A similar iterative approach is employed for the later stages of port opening or closing when the relevant corner radii are being uncovered or covered, respectively.

366

Chapter 5 - Computer Modeling of Engines Hence, during an engine simulation using the theory of Sees. 2.16 and 2.17, the effective throat area of the port posed by the disc valve system at any juncture (see Eq. 2.16.4) is defined by A t; and the numerical value of At) is that given by Ae in Eq. 5.2.10. To carry out this exercise during simulation, all of the data shown in Fig. 5.3 are required as input data to it. The use of a reed valve for the intake system The use of an automatic valve for the control of intake flow is quite common in pulsating air-breathing devices, not only for motorcycles and outboards [1.12, 1.13] but for air and refrigerant compressors [6.6] and in pulsejets [5.22], such as the German VI "doodlebug." The format of the design can assume many mechanical configurations, but the V block shape shown in Fig. 5.4, Fig. 6.27, or Plate 6.1, has become commonplace in high-performance motorcycles.
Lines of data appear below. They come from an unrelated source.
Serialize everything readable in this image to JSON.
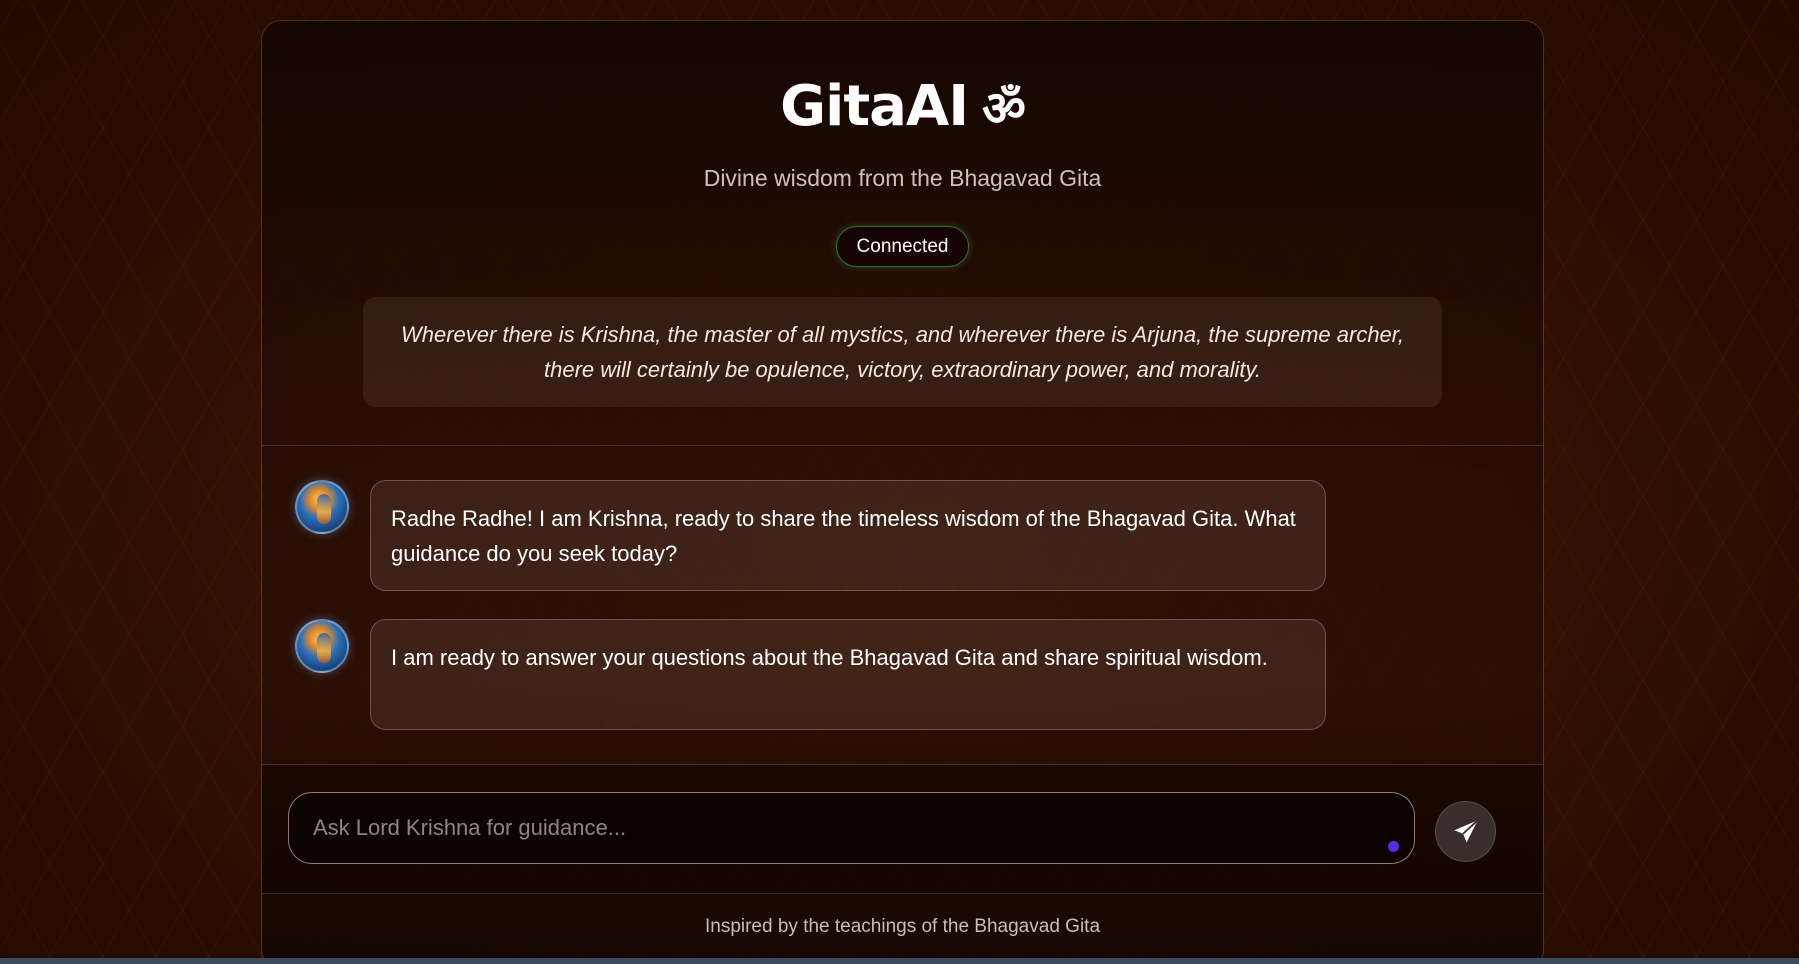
{
  "header": {
    "title": "GitaAI",
    "title_symbol": "ॐ",
    "subtitle": "Divine wisdom from the Bhagavad Gita",
    "status": "Connected",
    "quote": "Wherever there is Krishna, the master of all mystics, and wherever there is Arjuna, the supreme archer, there will certainly be opulence, victory, extraordinary power, and morality."
  },
  "messages": [
    {
      "sender_icon": "krishna-avatar-icon",
      "text": "Radhe Radhe! I am Krishna, ready to share the timeless wisdom of the Bhagavad Gita. What guidance do you seek today?"
    },
    {
      "sender_icon": "krishna-avatar-icon",
      "text": "I am ready to answer your questions about the Bhagavad Gita and share spiritual wisdom."
    }
  ],
  "input": {
    "placeholder": "Ask Lord Krishna for guidance...",
    "value": ""
  },
  "send_button": {
    "icon": "paper-plane-icon"
  },
  "footer": {
    "text": "Inspired by the teachings of the Bhagavad Gita"
  },
  "colors": {
    "background": "#3a1304",
    "status_border": "#2f6b3a",
    "input_dot": "#5b2be0",
    "send_button_bg": "#3a2e2b"
  }
}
In outboards, and in other uses where space is at a premium or the specific performance requirement is not so great, a simpler flat plate design is often found.

VIEW ON B

VIEW ON A

Fig. 5.4 Design dimensions of a reed petal and reed block.

367

Design and Simulation of Two-Stroke Engines The reed block is placed in the crankcase, or in the scavenge ducts, of a naturally aspirated spark-ignition engine, and permits air flow into the crankcase when the crankcase pressure falls below the atmospheric pressure, and shuts again when it exceeds it. When the reed lifts, and both pressure drop and particle flow take place through the reed block port and across the reed into the crankcase, a complex pattern of pressure is applied to the reed surfaces on both sides. It is the summation of all of these press